Each line of the data below that contains "icon" must be copied.

____________

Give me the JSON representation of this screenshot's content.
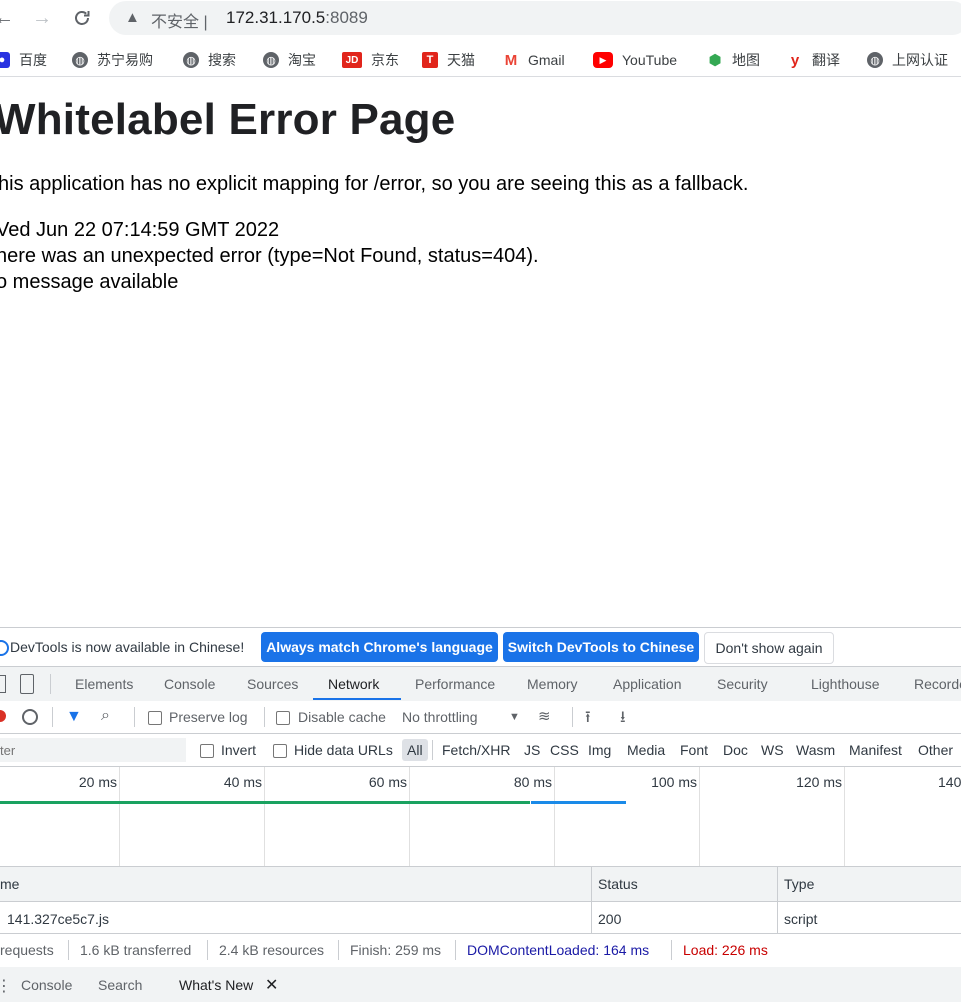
{
  "browser": {
    "insecure_label": "不安全",
    "url_host": "172.31.170.5",
    "url_port": ":8089"
  },
  "bookmarks": [
    {
      "label": "百度",
      "icon": "baidu-icon",
      "color": "#2932e1"
    },
    {
      "label": "苏宁易购",
      "icon": "globe-icon",
      "color": "#5f6368"
    },
    {
      "label": "搜索",
      "icon": "globe-icon",
      "color": "#5f6368"
    },
    {
      "label": "淘宝",
      "icon": "globe-icon",
      "color": "#5f6368"
    },
    {
      "label": "京东",
      "icon": "jd-icon",
      "color": "#e1251b"
    },
    {
      "label": "天猫",
      "icon": "tmall-icon",
      "color": "#e1251b"
    },
    {
      "label": "Gmail",
      "icon": "gmail-icon",
      "color": "#ea4335"
    },
    {
      "label": "YouTube",
      "icon": "youtube-icon",
      "color": "#ff0000"
    },
    {
      "label": "地图",
      "icon": "maps-pin-icon",
      "color": "#34a853"
    },
    {
      "label": "翻译",
      "icon": "translate-icon",
      "color": "#e1251b"
    },
    {
      "label": "上网认证",
      "icon": "globe-icon",
      "color": "#5f6368"
    }
  ],
  "page": {
    "title": "Whitelabel Error Page",
    "intro": "his application has no explicit mapping for /error, so you are seeing this as a fallback.",
    "date": "Ved Jun 22 07:14:59 GMT 2022",
    "error": "here was an unexpected error (type=Not Found, status=404).",
    "message": "o message available"
  },
  "devtools": {
    "infobar": {
      "text": "DevTools is now available in Chinese!",
      "btn_match": "Always match Chrome's language",
      "btn_switch": "Switch DevTools to Chinese",
      "btn_dismiss": "Don't show again"
    },
    "tabs": [
      "Elements",
      "Console",
      "Sources",
      "Network",
      "Performance",
      "Memory",
      "Application",
      "Security",
      "Lighthouse",
      "Recorde"
    ],
    "active_tab": "Network",
    "toolbar": {
      "preserve_log": "Preserve log",
      "disable_cache": "Disable cache",
      "throttling": "No throttling"
    },
    "filter": {
      "placeholder": "ter",
      "invert": "Invert",
      "hide_data_urls": "Hide data URLs",
      "types": [
        "All",
        "Fetch/XHR",
        "JS",
        "CSS",
        "Img",
        "Media",
        "Font",
        "Doc",
        "WS",
        "Wasm",
        "Manifest",
        "Other"
      ]
    },
    "timeline_ticks": [
      "20 ms",
      "40 ms",
      "60 ms",
      "80 ms",
      "100 ms",
      "120 ms",
      "140"
    ],
    "table": {
      "headers": {
        "name": "me",
        "status": "Status",
        "type": "Type"
      },
      "rows": [
        {
          "name": "141.327ce5c7.js",
          "status": "200",
          "type": "script"
        }
      ]
    },
    "status_bar": {
      "requests": "requests",
      "transferred": "1.6 kB transferred",
      "resources": "2.4 kB resources",
      "finish": "Finish: 259 ms",
      "dcl": "DOMContentLoaded: 164 ms",
      "load": "Load: 226 ms",
      "dcl_color": "#1a1aa6",
      "load_color": "#c80000"
    },
    "drawer_tabs": {
      "console": "Console",
      "search": "Search",
      "whats_new": "What's New"
    }
  }
}
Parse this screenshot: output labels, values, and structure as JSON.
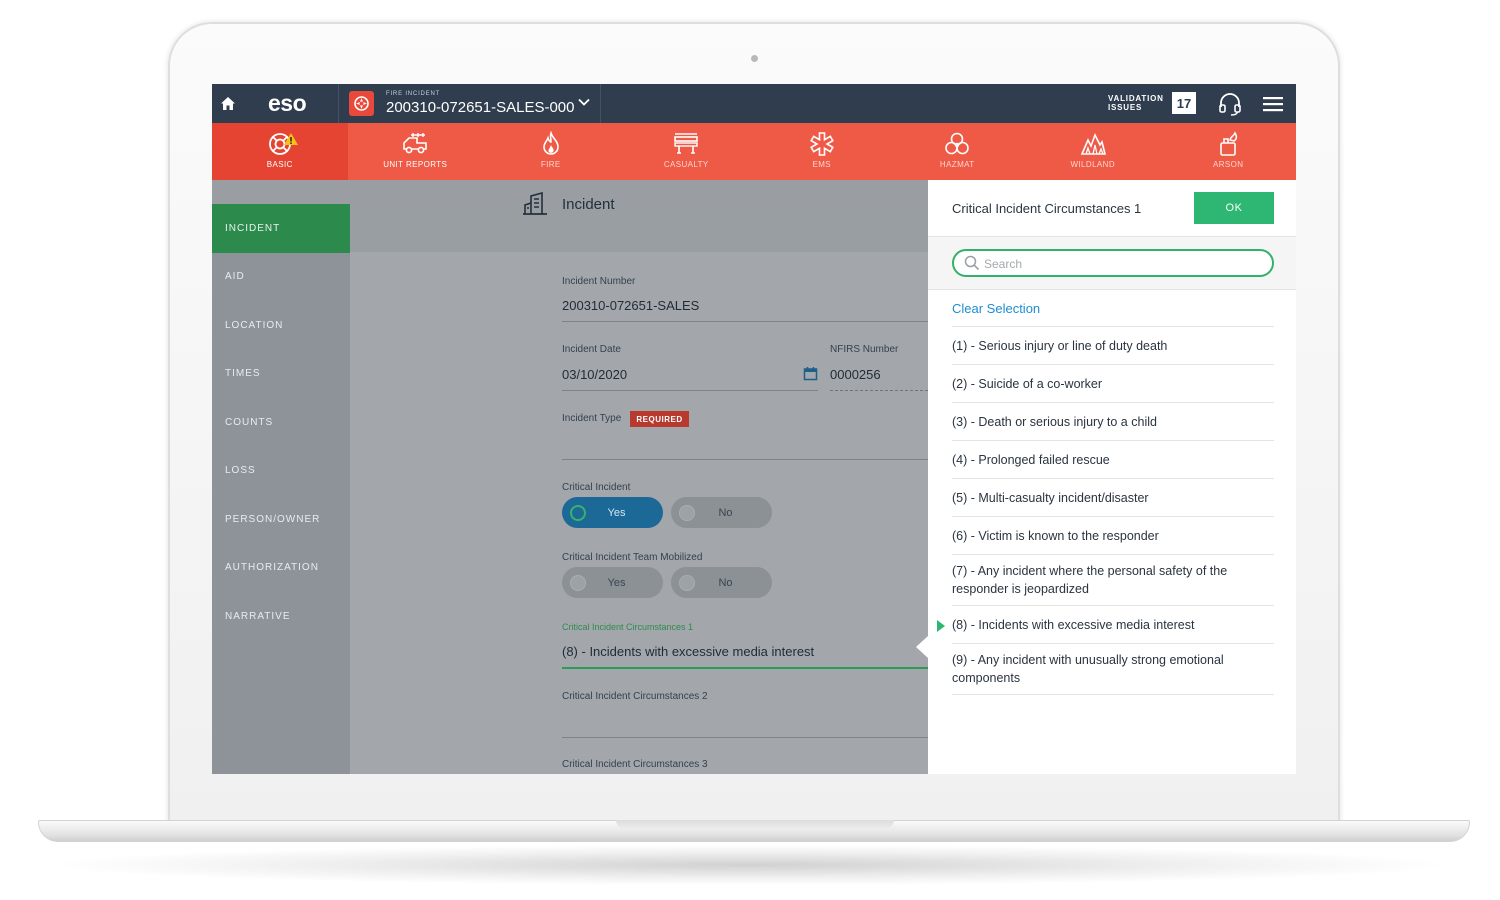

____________

Output of the exercise =>
      "icon": "baidu-icon",
      "icon": "globe-icon",
      "icon": "globe-icon",
      "icon": "globe-icon",
      "icon": "jd-icon",
      "icon": "tmall-icon",
      "icon": "gmail-icon",
      "icon": "youtube-icon",
      "icon": "maps-pin-icon",
      "icon": "translate-icon",
      "icon": "globe-icon",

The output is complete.